Start of Data for this exercise

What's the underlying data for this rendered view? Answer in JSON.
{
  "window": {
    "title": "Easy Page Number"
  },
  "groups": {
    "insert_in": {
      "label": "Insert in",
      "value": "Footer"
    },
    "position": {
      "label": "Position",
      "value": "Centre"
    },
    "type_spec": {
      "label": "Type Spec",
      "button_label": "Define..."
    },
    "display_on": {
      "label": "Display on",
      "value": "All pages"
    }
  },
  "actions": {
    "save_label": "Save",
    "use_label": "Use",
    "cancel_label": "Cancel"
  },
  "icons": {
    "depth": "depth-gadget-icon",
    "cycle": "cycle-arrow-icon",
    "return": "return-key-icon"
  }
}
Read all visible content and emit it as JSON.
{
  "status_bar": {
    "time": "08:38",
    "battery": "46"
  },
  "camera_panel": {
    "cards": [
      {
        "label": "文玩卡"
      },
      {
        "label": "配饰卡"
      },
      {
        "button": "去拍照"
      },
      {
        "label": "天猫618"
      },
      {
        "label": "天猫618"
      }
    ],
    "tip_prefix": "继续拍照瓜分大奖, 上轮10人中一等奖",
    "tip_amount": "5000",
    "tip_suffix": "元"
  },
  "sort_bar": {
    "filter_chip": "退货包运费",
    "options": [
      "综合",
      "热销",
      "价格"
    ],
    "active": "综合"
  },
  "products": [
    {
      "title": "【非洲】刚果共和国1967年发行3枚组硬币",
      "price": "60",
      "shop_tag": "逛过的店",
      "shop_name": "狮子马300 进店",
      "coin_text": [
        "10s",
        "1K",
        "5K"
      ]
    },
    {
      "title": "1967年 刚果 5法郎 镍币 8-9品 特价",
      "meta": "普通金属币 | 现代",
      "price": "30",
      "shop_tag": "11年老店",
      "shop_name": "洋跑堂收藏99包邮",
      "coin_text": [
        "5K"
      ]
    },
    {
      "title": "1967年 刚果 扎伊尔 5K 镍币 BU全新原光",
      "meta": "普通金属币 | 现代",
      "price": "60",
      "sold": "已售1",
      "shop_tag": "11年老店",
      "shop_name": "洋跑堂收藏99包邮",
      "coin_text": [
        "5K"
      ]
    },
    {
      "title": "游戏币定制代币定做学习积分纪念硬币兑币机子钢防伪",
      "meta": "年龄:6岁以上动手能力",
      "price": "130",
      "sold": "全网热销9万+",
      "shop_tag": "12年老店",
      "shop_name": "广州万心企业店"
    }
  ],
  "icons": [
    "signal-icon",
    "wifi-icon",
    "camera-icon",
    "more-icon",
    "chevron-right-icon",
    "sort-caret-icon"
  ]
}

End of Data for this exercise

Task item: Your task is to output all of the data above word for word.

Task output:
What's the underlying data for this rendered view? Answer in JSON.
{
  "window": {
    "title": "Easy Page Number"
  },
  "groups": {
    "insert_in": {
      "label": "Insert in",
      "value": "Footer"
    },
    "position": {
      "label": "Position",
      "value": "Centre"
    },
    "type_spec": {
      "label": "Type Spec",
      "button_label": "Define..."
    },
    "display_on": {
      "label": "Display on",
      "value": "All pages"
    }
  },
  "actions": {
    "save_label": "Save",
    "use_label": "Use",
    "cancel_label": "Cancel"
  },
  "icons": {
    "depth": "depth-gadget-icon",
    "cycle": "cycle-arrow-icon",
    "return": "return-key-icon"
  }
}
Read all visible content and emit it as JSON.
{
  "status_bar": {
    "time": "08:38",
    "battery": "46"
  },
  "camera_panel": {
    "cards": [
      {
        "label": "文玩卡"
      },
      {
        "label": "配饰卡"
      },
      {
        "button": "去拍照"
      },
      {
        "label": "天猫618"
      },
      {
        "label": "天猫618"
      }
    ],
    "tip_prefix": "继续拍照瓜分大奖, 上轮10人中一等奖",
    "tip_amount": "5000",
    "tip_suffix": "元"
  },
  "sort_bar": {
    "filter_chip": "退货包运费",
    "options": [
      "综合",
      "热销",
      "价格"
    ],
    "active": "综合"
  },
  "products": [
    {
      "title": "【非洲】刚果共和国1967年发行3枚组硬币",
      "price": "60",
      "shop_tag": "逛过的店",
      "shop_name": "狮子马300 进店",
      "coin_text": [
        "10s",
        "1K",
        "5K"
      ]
    },
    {
      "title": "1967年 刚果 5法郎 镍币 8-9品 特价",
      "meta": "普通金属币 | 现代",
      "price": "30",
      "shop_tag": "11年老店",
      "shop_name": "洋跑堂收藏99包邮",
      "coin_text": [
        "5K"
      ]
    },
    {
      "title": "1967年 刚果 扎伊尔 5K 镍币 BU全新原光",
      "meta": "普通金属币 | 现代",
      "price": "60",
      "sold": "已售1",
      "shop_tag": "11年老店",
      "shop_name": "洋跑堂收藏99包邮",
      "coin_text": [
        "5K"
      ]
    },
    {
      "title": "游戏币定制代币定做学习积分纪念硬币兑币机子钢防伪",
      "meta": "年龄:6岁以上动手能力",
      "price": "130",
      "sold": "全网热销9万+",
      "shop_tag": "12年老店",
      "shop_name": "广州万心企业店"
    }
  ],
  "icons": [
    "signal-icon",
    "wifi-icon",
    "camera-icon",
    "more-icon",
    "chevron-right-icon",
    "sort-caret-icon"
  ]
}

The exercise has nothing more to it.